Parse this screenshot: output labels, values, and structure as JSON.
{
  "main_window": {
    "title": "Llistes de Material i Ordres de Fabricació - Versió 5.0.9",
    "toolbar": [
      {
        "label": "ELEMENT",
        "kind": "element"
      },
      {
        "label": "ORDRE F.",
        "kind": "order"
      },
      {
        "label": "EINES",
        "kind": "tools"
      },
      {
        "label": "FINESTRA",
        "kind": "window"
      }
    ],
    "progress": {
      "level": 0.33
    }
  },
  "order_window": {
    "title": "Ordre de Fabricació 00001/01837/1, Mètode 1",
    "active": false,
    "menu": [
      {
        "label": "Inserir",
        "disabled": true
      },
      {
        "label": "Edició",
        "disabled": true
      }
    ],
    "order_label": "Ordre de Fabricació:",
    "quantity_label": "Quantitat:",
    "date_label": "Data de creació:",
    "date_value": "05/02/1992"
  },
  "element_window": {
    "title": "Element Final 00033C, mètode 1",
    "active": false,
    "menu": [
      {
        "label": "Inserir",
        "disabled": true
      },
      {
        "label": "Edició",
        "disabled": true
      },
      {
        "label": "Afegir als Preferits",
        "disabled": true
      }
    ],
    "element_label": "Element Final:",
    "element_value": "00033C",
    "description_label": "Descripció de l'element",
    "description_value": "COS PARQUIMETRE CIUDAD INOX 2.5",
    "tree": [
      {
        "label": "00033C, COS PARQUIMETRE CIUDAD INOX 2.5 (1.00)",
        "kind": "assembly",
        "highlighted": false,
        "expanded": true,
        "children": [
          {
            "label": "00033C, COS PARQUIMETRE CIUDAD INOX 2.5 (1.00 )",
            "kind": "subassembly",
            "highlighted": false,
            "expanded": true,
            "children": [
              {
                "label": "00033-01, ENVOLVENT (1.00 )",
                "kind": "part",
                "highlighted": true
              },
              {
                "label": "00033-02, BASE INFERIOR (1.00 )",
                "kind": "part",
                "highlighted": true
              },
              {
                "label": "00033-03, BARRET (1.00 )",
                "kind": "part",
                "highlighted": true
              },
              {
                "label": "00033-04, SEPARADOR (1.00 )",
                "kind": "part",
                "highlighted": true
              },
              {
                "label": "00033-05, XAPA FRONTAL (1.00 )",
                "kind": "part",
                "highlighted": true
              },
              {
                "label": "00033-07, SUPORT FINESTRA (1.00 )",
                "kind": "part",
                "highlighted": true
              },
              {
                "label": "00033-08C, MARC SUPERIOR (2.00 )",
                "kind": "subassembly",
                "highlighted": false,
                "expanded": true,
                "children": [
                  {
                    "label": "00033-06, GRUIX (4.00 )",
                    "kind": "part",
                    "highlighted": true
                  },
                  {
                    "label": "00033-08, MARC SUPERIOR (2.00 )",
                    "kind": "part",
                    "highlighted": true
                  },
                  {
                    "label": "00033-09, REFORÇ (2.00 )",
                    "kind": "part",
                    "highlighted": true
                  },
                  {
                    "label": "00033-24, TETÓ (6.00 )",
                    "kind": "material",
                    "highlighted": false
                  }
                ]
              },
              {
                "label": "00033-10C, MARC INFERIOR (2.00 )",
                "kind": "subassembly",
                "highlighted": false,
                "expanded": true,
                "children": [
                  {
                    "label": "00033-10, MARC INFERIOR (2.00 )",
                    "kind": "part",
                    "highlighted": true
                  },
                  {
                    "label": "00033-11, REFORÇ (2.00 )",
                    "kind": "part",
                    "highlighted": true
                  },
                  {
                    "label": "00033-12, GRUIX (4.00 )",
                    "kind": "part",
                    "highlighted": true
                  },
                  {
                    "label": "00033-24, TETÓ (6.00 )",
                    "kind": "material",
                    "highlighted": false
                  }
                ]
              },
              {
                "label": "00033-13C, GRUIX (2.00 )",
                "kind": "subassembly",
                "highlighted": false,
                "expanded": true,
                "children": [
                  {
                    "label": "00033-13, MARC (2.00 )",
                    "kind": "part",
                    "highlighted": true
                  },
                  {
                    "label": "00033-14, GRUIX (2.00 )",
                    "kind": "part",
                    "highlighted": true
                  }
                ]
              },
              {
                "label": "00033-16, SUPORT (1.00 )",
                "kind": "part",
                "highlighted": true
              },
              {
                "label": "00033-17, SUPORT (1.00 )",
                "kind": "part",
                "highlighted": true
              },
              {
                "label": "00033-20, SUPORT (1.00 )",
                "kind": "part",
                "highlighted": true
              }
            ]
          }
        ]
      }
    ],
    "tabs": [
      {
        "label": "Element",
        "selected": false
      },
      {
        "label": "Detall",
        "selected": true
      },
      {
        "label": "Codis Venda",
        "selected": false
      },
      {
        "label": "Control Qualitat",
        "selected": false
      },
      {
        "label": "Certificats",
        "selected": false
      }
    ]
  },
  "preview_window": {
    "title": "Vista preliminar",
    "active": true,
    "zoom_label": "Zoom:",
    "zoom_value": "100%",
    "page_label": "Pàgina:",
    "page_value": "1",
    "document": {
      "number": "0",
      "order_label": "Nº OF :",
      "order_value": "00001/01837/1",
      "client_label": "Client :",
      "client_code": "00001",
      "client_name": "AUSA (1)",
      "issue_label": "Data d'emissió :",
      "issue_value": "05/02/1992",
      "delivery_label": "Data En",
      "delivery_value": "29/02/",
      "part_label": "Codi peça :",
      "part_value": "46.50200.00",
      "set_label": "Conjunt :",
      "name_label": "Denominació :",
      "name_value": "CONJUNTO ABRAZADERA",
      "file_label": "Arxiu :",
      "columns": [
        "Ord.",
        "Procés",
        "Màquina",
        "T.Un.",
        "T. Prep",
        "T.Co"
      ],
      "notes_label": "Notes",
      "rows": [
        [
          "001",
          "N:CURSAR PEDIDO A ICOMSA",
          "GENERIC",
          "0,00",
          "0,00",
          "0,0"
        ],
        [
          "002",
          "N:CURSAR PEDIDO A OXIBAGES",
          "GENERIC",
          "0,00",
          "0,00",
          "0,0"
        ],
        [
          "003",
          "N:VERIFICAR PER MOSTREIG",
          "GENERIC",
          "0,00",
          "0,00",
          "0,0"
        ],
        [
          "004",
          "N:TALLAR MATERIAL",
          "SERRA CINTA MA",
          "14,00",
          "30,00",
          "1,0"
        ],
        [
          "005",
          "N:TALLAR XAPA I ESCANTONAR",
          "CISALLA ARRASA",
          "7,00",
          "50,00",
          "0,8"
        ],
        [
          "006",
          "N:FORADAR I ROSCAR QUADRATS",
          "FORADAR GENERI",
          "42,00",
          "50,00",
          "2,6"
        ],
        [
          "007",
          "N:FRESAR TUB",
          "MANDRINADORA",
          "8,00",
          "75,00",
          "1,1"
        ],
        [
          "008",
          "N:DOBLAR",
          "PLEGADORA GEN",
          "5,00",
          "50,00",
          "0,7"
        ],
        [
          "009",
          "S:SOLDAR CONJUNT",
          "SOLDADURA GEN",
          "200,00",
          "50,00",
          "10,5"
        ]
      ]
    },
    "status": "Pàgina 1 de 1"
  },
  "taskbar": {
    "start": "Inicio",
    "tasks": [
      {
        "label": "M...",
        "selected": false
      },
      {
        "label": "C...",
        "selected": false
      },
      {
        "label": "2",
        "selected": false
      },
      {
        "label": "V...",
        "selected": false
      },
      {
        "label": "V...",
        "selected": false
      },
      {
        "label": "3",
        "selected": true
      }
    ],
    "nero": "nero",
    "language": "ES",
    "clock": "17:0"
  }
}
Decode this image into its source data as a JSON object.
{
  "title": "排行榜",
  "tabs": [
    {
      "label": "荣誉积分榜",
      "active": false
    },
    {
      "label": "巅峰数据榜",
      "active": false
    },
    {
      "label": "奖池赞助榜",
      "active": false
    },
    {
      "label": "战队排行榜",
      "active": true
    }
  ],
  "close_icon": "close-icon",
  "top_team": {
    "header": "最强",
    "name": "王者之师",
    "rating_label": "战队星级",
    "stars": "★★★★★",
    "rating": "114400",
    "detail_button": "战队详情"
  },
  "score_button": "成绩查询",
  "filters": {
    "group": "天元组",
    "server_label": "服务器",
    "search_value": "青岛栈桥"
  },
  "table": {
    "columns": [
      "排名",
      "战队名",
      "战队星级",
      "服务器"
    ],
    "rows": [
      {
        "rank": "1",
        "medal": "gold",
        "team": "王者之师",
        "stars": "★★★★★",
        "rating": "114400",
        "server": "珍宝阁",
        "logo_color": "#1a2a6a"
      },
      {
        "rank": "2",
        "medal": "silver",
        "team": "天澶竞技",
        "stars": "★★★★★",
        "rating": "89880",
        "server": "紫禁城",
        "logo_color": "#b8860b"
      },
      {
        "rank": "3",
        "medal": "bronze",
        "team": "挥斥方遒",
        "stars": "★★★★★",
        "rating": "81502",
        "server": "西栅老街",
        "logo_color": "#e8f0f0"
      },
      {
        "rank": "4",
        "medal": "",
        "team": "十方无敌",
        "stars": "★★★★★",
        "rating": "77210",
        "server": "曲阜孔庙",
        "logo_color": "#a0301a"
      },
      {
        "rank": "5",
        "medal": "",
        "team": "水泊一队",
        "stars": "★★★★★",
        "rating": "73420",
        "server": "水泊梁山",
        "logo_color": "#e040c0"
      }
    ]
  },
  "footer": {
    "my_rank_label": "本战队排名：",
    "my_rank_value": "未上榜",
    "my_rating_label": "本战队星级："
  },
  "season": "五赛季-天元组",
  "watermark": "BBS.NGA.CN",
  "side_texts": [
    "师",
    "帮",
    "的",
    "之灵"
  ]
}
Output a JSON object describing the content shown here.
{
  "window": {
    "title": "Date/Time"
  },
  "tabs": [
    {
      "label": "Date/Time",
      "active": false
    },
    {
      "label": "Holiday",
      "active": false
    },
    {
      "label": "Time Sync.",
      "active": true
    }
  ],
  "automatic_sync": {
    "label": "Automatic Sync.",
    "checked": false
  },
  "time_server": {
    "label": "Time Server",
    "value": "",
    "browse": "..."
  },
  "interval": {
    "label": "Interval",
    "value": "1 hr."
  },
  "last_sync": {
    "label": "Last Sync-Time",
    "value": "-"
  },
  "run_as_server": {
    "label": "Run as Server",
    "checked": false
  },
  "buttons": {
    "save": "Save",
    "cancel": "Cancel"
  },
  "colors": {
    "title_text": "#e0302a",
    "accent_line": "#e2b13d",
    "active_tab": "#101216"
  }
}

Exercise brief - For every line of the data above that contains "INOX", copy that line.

Result for this task -
    "description_value": "COS PARQUIMETRE CIUDAD INOX 2.5",
        "label": "00033C, COS PARQUIMETRE CIUDAD INOX 2.5 (1.00)",
            "label": "00033C, COS PARQUIMETRE CIUDAD INOX 2.5 (1.00 )",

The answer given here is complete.